    A few years ago I met the SEO that the NY Times hired to effect the change referenced here:

    “Once change begins, it happens quickly, so the transition was difficult, he says. “But once the journalists rasped the concept, they flipped and embraced it, and supported the move.” That included veteran managers, too.”

    This guy required everyone from copyboy to editor to go through his training on how to write for an online audience that includes search engines.

    In San Diego, it was announced that Copley Press has retained Evercore Partners, which represented Copley in the 2006 and 2007 sales of newspapers in Los Angeles and in the Midwest, to explore the sale of San Diego’s biggest and oldest daily, the San Diego Union-Tribune.

    Challenging economies like what we have today bring forth change faster than booming economies as risk and waste is slashed and cost saving efficiencies are sought.

    Are you prepared?

  22. Eric Blackwell August 2nd, 2008 11:44 am

    That is an incredibly insightful comment. And is spot on. I wrote this as more of a note of a milestone on the passing of print media… but the reality is that it is the STARTING line of the newspapers official entry into the online business for REAL. They have been living in denial (for the most part). This changes that.
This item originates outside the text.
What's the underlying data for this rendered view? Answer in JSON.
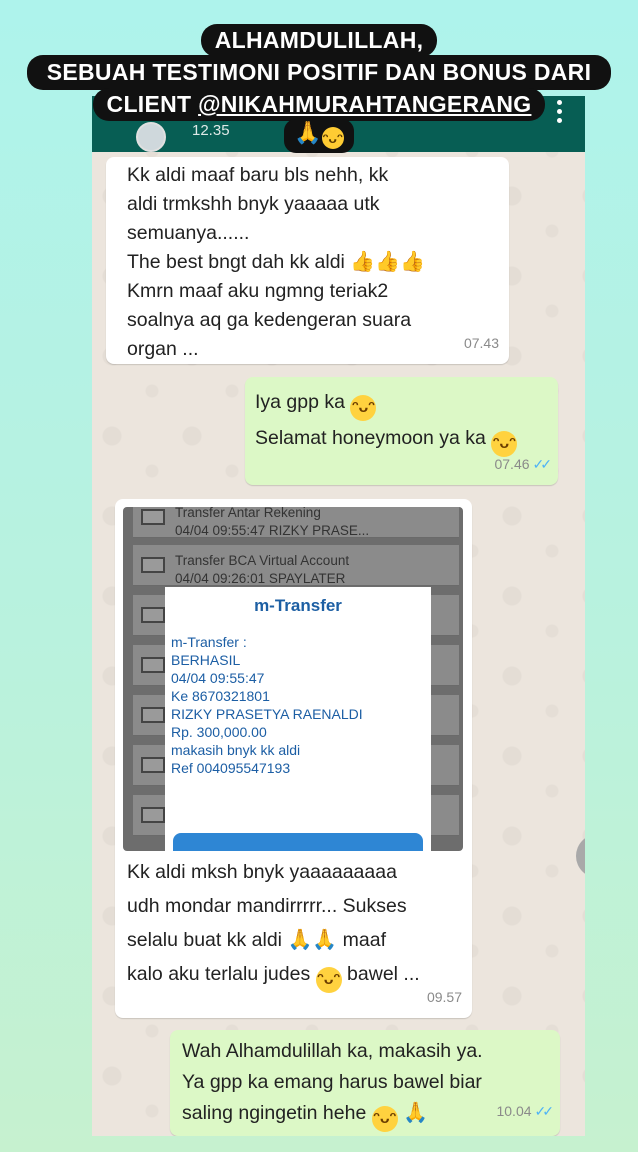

    Well said,IMO.


  23. Bob August 2nd, 2008 1:43 pm

    Thanks Eric.

    I have been preaching this for awhile, but it is amazing how much falls on deaf ears, particularly those of the so-called enlightened real estate bloggers.

    What is interesting to me is how many non-RE blogging celebs get it and want to do what it takes to compete with the real players online. A few in your office fit that bill.

  24. […] Bob Wilson mentioned in the comments of the last post about the LA Times that this was not the end of dead tree media, but the genesis of their online effort, he was […]